Radiation detection devices called Adaptable Radiation Area Monitors, or ARAM, developed at California's Lawrence Livermore National Laboratory (LLNL), are mounted in the cargo areas in the back of SUVs called RadTrucks to take counterterrorism to the streets.
The ARAM devices are automatic portal monitors built to detect illicit low-energy gamma rays and neutron emissions characteristic of weapons-grade plutonium and highly-enriched uranium. The units are capable of providing accurate, positive warning and identification when suspicious materials come within detection range. Or, in the case of the RadTrucks, when the units come within range of the suspicious material. The New Jersey State Police has four RadTrucks. California also has a fleet of about 20 of the $200,000 vehicles. The Secret Service is also said to have one.

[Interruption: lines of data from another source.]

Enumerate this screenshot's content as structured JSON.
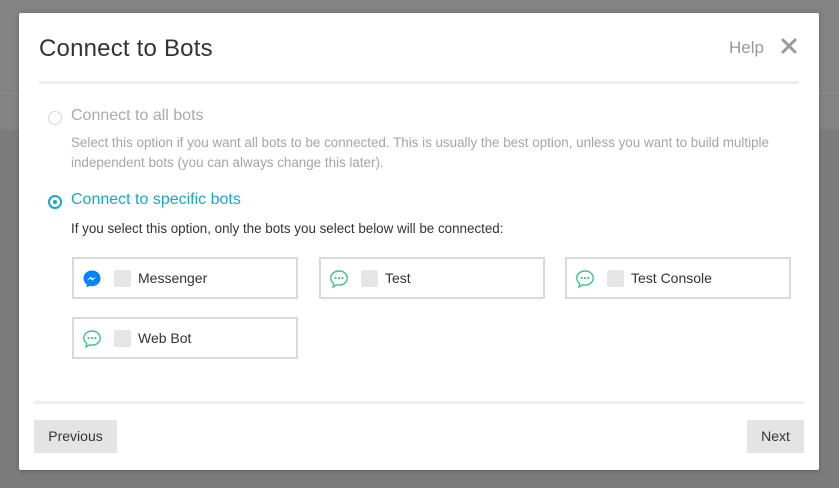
{
  "modal": {
    "title": "Connect to Bots",
    "help_label": "Help",
    "close_icon": "close-icon"
  },
  "options": [
    {
      "label": "Connect to all bots",
      "description": "Select this option if you want all bots to be connected. This is usually the best option, unless you want to build multiple independent bots (you can always change this later).",
      "selected": false
    },
    {
      "label": "Connect to specific bots",
      "description": "If you select this option, only the bots you select below will be connected:",
      "selected": true
    }
  ],
  "bots": [
    {
      "name": "Messenger",
      "icon": "messenger-icon",
      "checked": false
    },
    {
      "name": "Test",
      "icon": "chat-bubble-icon",
      "checked": false
    },
    {
      "name": "Test Console",
      "icon": "chat-bubble-icon",
      "checked": false
    },
    {
      "name": "Web Bot",
      "icon": "chat-bubble-icon",
      "checked": false
    }
  ],
  "footer": {
    "previous_label": "Previous",
    "next_label": "Next"
  },
  "colors": {
    "accent": "#17a8c6",
    "messenger": "#0084ff",
    "chat_icon": "#3cc48a"
  }
}
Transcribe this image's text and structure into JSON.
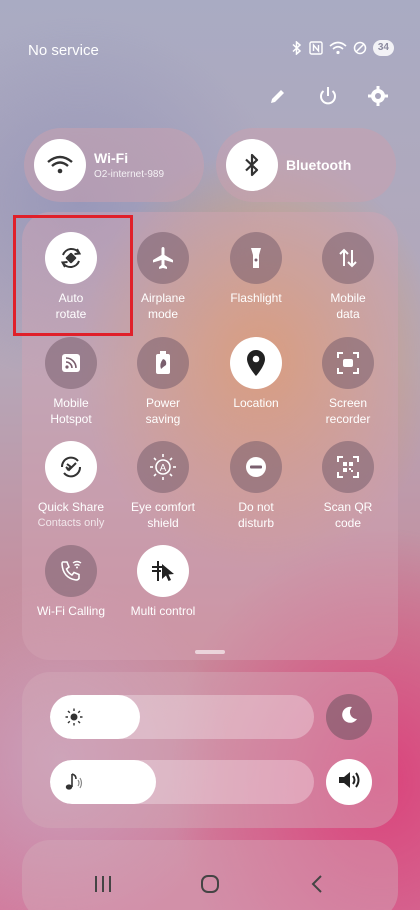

Prior to Sept. 11, 2001, radiation portal monitors were used primarily to keep plutonium and uranium from being smuggled out of nuclear facilities, or to prevent contaminated scrap metal from entering industrial steel mills. The principle fear was that terrorists could use the contraband nuclear material to assemble a dirty bomb — a device designed to disperse radioactive contamination without the thermonuclear blast.
Even though a dirty bomb incident would be unlikely to cause many deaths, its real purpose would be to create instant terror in the form of mass panic, with lingering psychological damage. The aftermath would be as unpleasant as it is unprecedented. If a dirty bomb device were to be detonated in a crowded sports arena or holiday shopping mall, decontamination and treatment of potentially thousands of panic-stricken victims, as well as decontamination of affected areas, would be lengthy and expensive. A dirty bomb set off in a metropolitan setting would also render the contaminated area unsafe and unusable for weeks if not months, resulting in further commercial doom.
Having a speedy, reliable way to detect radioactive material, particularly while the source is in transit, has been the nuclear holy grail of homeland security officials for years. Yet, few protections exist today that can be readily installed into the stream of commerce to prevent dirty bombs and the materials for larger nuclear weapons from entering or leaving the country.
When earlier types of radiation detectors are put on the street they tend to alarm on harmless amounts of naturally occurring isotopes of potassium, radium, thorium and uranium — elements commonly found in commercial shipments and medical practices.
To avoid the nuisance alarms associated with real but non-threatening medical and industrial radiation sources, instantaneous isotope detection and identification is therefore mandatory for mobile applications. ARAM, licensed to IST-Textron Systems, accomplishes this in near realtime in the RadTrucks. Tests have demonstrated that detection passes are successful in less than 5 seconds at speeds of up to 50 mph.
ARAM provides detection and identification in one pass. "Previous generations of detection systems needed a first pass to detect a radiation source, followed by a second pass to identify the material," notes Dave Trombino, one of the Lawrence Livermore physicists that developed ARAM.
ARAM not only makes nuclear counterterrorism mobile, it makes radiation detection portable. "The 'A' in ARAM stands for Adaptable," Trombino says. "This detection system can be used in fixed locations, in mobile SUVs, on small boats or even in backpacks."